I’ve had sunflowers on my mind this week, as someone gave me a beautiful bouquet of them when they heard that I had come down with shingles. As I rest and give my body space and time to heal, I am profoundly encouraged by their lovely witness. Like it or not, I’m in a fallow season, laid low by illness not by choice. And I don’t particularly like it. Being home sick is disheartening, as it means halting everything, feeling unproductive and useless. But these brilliant sunflowers are prodding me to see things differently, to choose another way of embracing this season of suspension, as uncomfortable to my ego self as it is.
Pondering all of this in the fog of sickness, I remembered a talk Jim Finley gave on walking meditation that speaks to all of this. Walking meditation is when you walk incredibly slowly, so slowly it’s hard not to fall over, for about twenty minutes. He is really funny about how much our ego doesn’t like it because, well, we aren’t accomplishing anything or winning or achieving. But then he reflects on what is happening when we risk walking meditation:

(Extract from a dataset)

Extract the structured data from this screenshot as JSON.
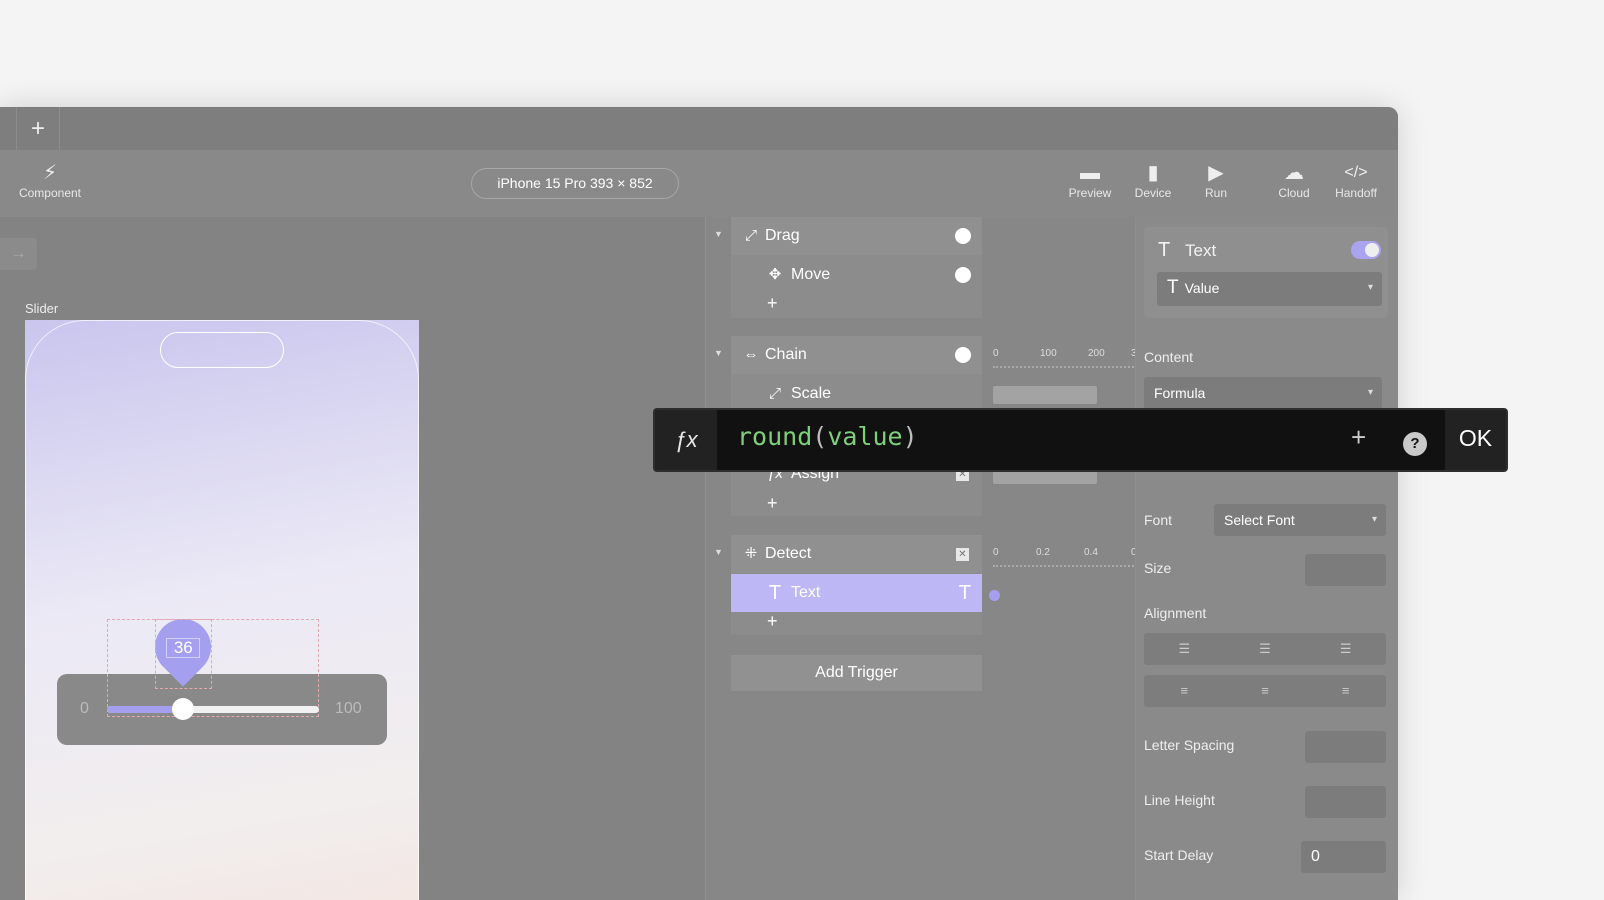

Everyone is rushing, rushing, rushing. So what do we do? We slow it way down. This is the fear of being left behind. This is the fear of being disenfranchised. This is the fear of not being able to keep up. This is the fear of those who splinter off and nobody notices because they can’t keep up with the momentum of it all. We slow it all down in our affinity with them, our kinship with them. We go slow enough to catch up with our self. And in a single step, you learn more about God and your self than in a thousand books. This is the kingdom of God that is consciousness itself…this is the mystery of life out of death. The cross is the axis of the world. Jesus was the one who walked as slow as the slowest person that they could discover that God was with them in their inabilities, all of it. This is the great Eucharistic celebration.

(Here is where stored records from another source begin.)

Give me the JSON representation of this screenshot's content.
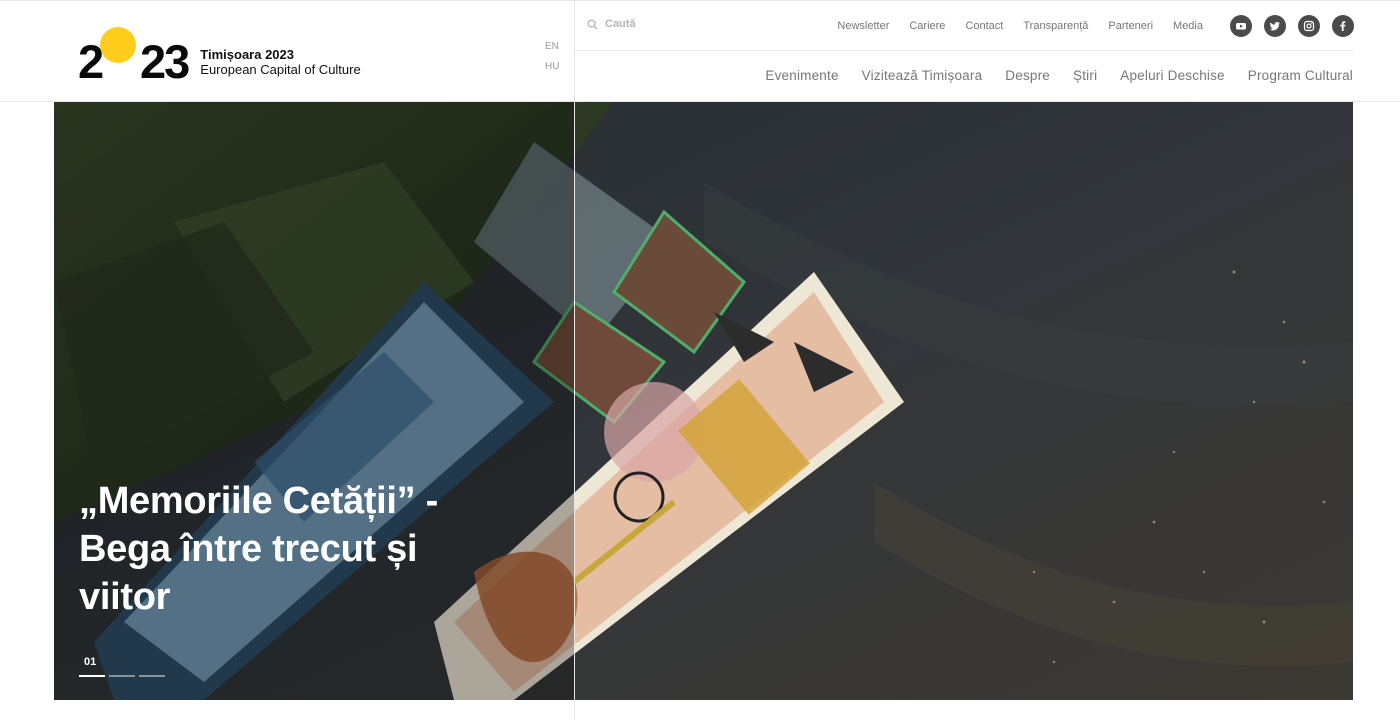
{
  "logo": {
    "digit_left": "2",
    "digits_right": "23",
    "title": "Timișoara 2023",
    "subtitle": "European Capital of Culture",
    "sun_color": "#ffcd1c"
  },
  "languages": [
    "EN",
    "HU"
  ],
  "search": {
    "placeholder": "Caută",
    "icon": "search-icon"
  },
  "top_links": [
    "Newsletter",
    "Cariere",
    "Contact",
    "Transparență",
    "Parteneri",
    "Media"
  ],
  "socials": [
    {
      "name": "youtube",
      "icon": "youtube-icon",
      "glyph": "You"
    },
    {
      "name": "twitter",
      "icon": "twitter-icon"
    },
    {
      "name": "instagram",
      "icon": "instagram-icon"
    },
    {
      "name": "facebook",
      "icon": "facebook-icon",
      "glyph": "f"
    }
  ],
  "main_nav": [
    "Evenimente",
    "Vizitează Timișoara",
    "Despre",
    "Știri",
    "Apeluri Deschise",
    "Program Cultural"
  ],
  "hero": {
    "title_line1": "„Memoriile Cetății” -",
    "title_line2": "Bega între trecut și",
    "title_line3": "viitor",
    "slides": [
      {
        "label": "01",
        "active": true
      },
      {
        "label": "",
        "active": false
      },
      {
        "label": "",
        "active": false
      }
    ]
  },
  "colors": {
    "accent": "#ffcd1c",
    "nav_text": "#777777",
    "social_bg": "#4b4b4b"
  }
}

What we think this life is all about isn’t what Jesus tells us or shows us in his life and death. We get swept up in the desire for greatness, for success, even when we might just be getting by. Look at how our culture worships the rich and powerful. We are steeped in the cult of the celebrity and the illusion of military might, while far too many are being left behind and forgotten.

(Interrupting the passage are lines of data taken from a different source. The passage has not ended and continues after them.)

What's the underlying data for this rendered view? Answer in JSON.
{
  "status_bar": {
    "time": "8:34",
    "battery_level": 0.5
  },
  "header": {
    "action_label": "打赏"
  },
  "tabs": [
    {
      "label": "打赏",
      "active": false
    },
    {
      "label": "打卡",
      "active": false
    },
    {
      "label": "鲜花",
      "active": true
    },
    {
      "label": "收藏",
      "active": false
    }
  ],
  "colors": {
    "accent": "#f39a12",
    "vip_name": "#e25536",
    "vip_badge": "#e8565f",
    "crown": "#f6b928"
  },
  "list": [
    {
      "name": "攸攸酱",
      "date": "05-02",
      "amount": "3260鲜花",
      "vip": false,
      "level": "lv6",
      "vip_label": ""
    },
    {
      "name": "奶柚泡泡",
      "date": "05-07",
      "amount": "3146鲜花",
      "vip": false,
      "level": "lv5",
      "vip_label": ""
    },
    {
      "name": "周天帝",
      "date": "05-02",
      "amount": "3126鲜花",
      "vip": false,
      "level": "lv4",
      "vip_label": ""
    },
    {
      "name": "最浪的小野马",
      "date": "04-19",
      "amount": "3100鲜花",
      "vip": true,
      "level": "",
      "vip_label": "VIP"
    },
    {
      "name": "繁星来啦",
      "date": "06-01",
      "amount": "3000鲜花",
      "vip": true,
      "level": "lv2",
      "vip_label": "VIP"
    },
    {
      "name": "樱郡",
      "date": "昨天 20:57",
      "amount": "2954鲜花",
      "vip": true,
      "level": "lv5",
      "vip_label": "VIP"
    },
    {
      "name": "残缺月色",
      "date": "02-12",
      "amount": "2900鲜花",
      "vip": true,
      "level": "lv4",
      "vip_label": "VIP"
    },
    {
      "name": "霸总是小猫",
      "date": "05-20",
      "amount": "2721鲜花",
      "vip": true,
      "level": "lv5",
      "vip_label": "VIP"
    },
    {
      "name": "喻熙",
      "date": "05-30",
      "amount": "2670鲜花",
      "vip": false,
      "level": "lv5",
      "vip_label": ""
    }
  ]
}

And where is Jesus? With the slowest of us, with the brokenhearted and the downtrodden. When we finally allow that good news, that heart wisdom to sink into our bones, we are set free to truly live. But it isn’t easy, which is why we need a community of love to share in re-membering Jesus’ invitation to see as God sees, to see sunflowers where others see weakness. How do we embrace and embody the countercultural message of Jesus in our own lives and in our world?